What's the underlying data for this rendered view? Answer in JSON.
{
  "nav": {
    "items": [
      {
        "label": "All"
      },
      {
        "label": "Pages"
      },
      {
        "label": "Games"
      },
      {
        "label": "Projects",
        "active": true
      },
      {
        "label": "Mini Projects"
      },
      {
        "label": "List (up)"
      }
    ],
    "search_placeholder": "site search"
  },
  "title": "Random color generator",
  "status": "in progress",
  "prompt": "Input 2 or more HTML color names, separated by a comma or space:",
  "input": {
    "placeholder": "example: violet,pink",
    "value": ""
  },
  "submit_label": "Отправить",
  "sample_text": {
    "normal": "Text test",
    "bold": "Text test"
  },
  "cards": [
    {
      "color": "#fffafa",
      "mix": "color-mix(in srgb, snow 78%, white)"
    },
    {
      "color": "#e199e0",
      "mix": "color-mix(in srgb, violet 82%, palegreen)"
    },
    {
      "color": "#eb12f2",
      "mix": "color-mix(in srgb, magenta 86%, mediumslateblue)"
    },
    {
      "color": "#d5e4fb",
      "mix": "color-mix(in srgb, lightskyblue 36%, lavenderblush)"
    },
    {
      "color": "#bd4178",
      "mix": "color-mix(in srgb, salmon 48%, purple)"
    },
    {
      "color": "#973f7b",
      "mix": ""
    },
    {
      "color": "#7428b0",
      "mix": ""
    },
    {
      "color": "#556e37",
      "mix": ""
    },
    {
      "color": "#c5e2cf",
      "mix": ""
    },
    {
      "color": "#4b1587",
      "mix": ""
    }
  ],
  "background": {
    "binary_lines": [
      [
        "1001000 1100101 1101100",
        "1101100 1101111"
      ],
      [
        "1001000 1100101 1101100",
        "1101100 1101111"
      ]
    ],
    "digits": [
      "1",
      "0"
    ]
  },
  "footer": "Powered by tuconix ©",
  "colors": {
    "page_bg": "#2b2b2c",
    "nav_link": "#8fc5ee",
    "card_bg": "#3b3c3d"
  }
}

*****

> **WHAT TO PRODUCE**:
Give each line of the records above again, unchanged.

> **THE ANSWER**:
What's the underlying data for this rendered view? Answer in JSON.
{
  "nav": {
    "items": [
      {
        "label": "All"
      },
      {
        "label": "Pages"
      },
      {
        "label": "Games"
      },
      {
        "label": "Projects",
        "active": true
      },
      {
        "label": "Mini Projects"
      },
      {
        "label": "List (up)"
      }
    ],
    "search_placeholder": "site search"
  },
  "title": "Random color generator",
  "status": "in progress",
  "prompt": "Input 2 or more HTML color names, separated by a comma or space:",
  "input": {
    "placeholder": "example: violet,pink",
    "value": ""
  },
  "submit_label": "Отправить",
  "sample_text": {
    "normal": "Text test",
    "bold": "Text test"
  },
  "cards": [
    {
      "color": "#fffafa",
      "mix": "color-mix(in srgb, snow 78%, white)"
    },
    {
      "color": "#e199e0",
      "mix": "color-mix(in srgb, violet 82%, palegreen)"
    },
    {
      "color": "#eb12f2",
      "mix": "color-mix(in srgb, magenta 86%, mediumslateblue)"
    },
    {
      "color": "#d5e4fb",
      "mix": "color-mix(in srgb, lightskyblue 36%, lavenderblush)"
    },
    {
      "color": "#bd4178",
      "mix": "color-mix(in srgb, salmon 48%, purple)"
    },
    {
      "color": "#973f7b",
      "mix": ""
    },
    {
      "color": "#7428b0",
      "mix": ""
    },
    {
      "color": "#556e37",
      "mix": ""
    },
    {
      "color": "#c5e2cf",
      "mix": ""
    },
    {
      "color": "#4b1587",
      "mix": ""
    }
  ],
  "background": {
    "binary_lines": [
      [
        "1001000 1100101 1101100",
        "1101100 1101111"
      ],
      [
        "1001000 1100101 1101100",
        "1101100 1101111"
      ]
    ],
    "digits": [
      "1",
      "0"
    ]
  },
  "footer": "Powered by tuconix ©",
  "colors": {
    "page_bg": "#2b2b2c",
    "nav_link": "#8fc5ee",
    "card_bg": "#3b3c3d"
  }
}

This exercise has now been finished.